People with disability, disability workers and their supporters held a protest against the introduction of independent assessments (IAs) for the NDIS in Melbourne on 20 February. The protest was organised by a group called Fairer NDIS for All, formed to stop the introduction of IAs.
Shadow NDIS Minister Bill Shorten, who spoke at the rally, described IAs as a “king hit on the NDIS”. Other speakers included the leader of the Victorian Greens, Sam Ratnam, and the secretary of the Health and Community Services Union, Paul Healey.
Concern in the Coalition government and the NDIA, the agency that runs the NDIS, about the growing costs of the NDIS has led to the cutting of NDIS participants’ budgets in the name of “scheme sustainability”.
This year the government plans to introduce changes to the NDIS that will restrict the range and amount of supports disabled people can access through NDIS funding. IAs are a central plank in this austerity agenda.
From the middle of this year all new applicants to the NDIS will have to undergo an independent assessment which will determine the budget in their NDIS plan. From the end of the year all existing NDIS participants will have to do an IA. IA results will not be subject to review because they will no longer be a decision of the NDIA.
The government and NDIA claim that free IAs are necessary to address inequities in the current system. The latest NDIA Quarterly Report states that children from wealthier families receive payments 23 per cent higher than the poorest, with a gap of 13 per cent for adults.
This, along with the significant costs that people have to pay to access good quality evidence to support their applications for the NDIS, is a real problem. But IAs aren’t the way to fix it.
IAs won’t remove any financial barriers because they take place after someone is found to be eligible for the NDIS, whereas people have to pay for expensive medical and allied health appointments before they meet access requirements. Fairer NDIS for All is calling for free medical and allied health services for people applying for the NDIS.
IAs are a blunt tool that will fail to capture the complexity and nuances of many people’s disabilities.
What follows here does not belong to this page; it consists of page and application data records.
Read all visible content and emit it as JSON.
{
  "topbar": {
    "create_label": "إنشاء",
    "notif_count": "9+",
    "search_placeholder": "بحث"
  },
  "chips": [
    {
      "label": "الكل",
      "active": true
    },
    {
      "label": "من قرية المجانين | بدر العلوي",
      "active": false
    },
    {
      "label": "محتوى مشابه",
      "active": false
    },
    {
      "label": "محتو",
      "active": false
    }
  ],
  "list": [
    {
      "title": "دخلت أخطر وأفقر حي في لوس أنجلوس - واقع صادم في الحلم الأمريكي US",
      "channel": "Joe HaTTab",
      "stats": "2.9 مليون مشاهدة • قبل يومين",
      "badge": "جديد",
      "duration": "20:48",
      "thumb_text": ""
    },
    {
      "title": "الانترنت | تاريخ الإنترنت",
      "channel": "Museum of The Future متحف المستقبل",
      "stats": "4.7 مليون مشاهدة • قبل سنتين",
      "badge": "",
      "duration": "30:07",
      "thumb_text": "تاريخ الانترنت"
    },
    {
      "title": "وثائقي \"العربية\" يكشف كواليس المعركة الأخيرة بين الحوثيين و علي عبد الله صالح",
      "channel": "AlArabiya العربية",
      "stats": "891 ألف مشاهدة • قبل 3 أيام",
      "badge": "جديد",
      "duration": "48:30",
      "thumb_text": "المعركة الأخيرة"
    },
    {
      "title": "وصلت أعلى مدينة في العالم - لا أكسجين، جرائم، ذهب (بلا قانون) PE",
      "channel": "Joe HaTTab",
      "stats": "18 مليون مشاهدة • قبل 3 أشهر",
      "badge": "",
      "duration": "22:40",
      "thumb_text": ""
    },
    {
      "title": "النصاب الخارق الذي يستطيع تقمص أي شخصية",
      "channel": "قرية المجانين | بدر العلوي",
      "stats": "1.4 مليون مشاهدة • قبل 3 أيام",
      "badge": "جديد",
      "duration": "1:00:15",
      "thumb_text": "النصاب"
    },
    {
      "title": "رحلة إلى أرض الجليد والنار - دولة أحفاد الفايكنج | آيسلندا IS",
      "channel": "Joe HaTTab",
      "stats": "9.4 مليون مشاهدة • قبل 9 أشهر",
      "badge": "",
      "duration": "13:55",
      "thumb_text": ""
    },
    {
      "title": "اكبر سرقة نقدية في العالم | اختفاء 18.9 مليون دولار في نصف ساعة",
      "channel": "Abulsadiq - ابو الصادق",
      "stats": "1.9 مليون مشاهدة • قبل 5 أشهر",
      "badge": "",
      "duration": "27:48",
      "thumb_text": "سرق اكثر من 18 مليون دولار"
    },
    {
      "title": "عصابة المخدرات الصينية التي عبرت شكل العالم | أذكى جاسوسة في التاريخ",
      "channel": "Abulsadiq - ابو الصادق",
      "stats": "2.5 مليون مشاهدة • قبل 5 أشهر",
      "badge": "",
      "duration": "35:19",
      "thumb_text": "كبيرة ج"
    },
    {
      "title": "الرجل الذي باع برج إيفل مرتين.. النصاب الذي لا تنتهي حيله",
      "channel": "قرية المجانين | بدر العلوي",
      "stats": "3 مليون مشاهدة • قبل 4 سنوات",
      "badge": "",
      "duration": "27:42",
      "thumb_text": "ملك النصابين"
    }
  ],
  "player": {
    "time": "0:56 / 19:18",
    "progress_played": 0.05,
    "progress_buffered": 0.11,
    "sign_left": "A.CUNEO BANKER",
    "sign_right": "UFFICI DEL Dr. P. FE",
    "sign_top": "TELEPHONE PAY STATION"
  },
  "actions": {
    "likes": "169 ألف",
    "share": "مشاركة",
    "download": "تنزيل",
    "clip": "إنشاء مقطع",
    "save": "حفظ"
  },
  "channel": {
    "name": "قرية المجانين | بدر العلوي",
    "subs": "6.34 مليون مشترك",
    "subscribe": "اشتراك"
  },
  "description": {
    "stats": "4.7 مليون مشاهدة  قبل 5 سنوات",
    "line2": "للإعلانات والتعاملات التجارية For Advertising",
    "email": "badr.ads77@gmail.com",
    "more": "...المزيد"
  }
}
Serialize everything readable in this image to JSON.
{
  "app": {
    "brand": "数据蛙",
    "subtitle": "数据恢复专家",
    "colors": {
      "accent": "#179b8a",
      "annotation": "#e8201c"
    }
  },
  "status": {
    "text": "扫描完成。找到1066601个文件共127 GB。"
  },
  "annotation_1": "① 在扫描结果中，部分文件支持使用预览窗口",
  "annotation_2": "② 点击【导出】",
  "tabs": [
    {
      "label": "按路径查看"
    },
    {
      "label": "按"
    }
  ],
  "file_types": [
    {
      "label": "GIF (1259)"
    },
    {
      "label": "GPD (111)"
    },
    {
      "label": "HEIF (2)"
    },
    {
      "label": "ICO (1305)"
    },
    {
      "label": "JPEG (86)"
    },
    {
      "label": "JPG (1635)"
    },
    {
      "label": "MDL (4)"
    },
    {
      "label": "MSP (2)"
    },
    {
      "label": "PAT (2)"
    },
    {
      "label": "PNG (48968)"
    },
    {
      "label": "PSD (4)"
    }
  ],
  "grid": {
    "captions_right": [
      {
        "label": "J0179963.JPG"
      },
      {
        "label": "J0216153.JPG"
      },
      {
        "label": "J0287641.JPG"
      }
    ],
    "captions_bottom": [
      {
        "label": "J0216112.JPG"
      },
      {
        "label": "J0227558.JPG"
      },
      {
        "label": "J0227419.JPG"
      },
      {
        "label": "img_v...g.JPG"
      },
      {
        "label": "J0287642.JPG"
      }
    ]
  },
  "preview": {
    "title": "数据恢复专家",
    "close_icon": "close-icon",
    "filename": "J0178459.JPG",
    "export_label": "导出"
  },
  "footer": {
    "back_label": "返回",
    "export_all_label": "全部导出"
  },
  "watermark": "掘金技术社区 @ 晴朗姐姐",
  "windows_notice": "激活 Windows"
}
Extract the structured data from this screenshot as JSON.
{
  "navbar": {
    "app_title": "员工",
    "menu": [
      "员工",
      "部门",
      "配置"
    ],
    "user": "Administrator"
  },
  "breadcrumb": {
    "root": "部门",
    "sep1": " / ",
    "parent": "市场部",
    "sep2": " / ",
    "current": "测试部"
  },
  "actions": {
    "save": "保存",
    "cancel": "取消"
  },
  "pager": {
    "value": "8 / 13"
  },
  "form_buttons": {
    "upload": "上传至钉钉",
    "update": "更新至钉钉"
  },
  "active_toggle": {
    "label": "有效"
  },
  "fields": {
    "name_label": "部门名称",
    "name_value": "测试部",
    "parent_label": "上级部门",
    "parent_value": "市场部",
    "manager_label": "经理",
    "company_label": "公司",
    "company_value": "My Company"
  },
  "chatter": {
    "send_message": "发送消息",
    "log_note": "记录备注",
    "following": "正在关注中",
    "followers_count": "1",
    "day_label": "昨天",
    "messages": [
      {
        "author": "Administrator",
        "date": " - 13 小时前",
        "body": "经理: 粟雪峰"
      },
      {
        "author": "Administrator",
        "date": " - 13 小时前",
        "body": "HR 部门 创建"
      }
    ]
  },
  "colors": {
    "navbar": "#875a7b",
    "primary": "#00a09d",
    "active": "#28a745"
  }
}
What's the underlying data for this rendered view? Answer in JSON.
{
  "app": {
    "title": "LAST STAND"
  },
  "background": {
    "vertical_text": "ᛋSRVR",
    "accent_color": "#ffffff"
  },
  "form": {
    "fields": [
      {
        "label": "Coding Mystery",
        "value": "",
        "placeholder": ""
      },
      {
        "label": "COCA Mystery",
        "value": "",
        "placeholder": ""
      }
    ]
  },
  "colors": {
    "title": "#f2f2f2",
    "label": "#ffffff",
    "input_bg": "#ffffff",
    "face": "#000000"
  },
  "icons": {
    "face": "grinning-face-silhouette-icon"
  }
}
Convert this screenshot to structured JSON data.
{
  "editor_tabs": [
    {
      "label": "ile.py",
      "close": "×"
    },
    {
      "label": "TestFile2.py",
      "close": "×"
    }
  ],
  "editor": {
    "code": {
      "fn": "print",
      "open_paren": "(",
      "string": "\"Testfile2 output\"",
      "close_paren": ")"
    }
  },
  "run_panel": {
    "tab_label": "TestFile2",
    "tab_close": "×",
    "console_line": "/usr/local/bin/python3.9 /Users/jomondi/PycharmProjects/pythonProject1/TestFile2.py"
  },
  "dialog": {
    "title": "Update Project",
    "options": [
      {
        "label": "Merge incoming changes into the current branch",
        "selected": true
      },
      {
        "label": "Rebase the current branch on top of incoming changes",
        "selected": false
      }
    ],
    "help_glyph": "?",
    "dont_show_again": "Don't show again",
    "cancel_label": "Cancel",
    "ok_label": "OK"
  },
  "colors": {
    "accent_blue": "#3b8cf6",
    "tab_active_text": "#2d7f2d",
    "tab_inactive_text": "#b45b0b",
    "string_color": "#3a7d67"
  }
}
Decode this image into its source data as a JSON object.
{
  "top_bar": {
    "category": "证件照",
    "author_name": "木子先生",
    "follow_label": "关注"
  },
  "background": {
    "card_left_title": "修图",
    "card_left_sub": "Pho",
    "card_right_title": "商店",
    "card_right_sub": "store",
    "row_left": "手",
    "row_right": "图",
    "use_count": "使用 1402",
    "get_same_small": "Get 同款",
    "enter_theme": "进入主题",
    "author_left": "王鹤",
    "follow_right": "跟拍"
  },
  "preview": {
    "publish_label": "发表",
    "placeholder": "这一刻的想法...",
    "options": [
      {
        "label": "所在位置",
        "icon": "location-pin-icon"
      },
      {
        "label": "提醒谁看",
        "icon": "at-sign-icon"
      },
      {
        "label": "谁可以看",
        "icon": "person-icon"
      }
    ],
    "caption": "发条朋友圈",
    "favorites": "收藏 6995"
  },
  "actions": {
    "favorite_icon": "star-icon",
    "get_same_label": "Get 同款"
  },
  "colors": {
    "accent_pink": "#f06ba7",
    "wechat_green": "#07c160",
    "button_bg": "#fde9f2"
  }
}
Independent assessors will be strangers who, given the dire shortage of qualified allied health professionals, are unlikely to have a thorough understanding of the disabilities they are assessing.
The Fairer NDIS for All campaign is demanding changes that go further than just stopping IAs: scrapping the staffing cap at the NDIA, which leads to long delays in the approval of vital goods and services; expanding public disability services; and improving the wages and conditions of the disability workforce.
As Bri Aldersea from Fairer NDIS for All told the rally, “When you hear stories about support workers leaving their clients because they can’t live off a support workers’ wage – does this not sound like a broken system? Where the race to the bottom for wages means a loss in the quality of support?”
By an ASU member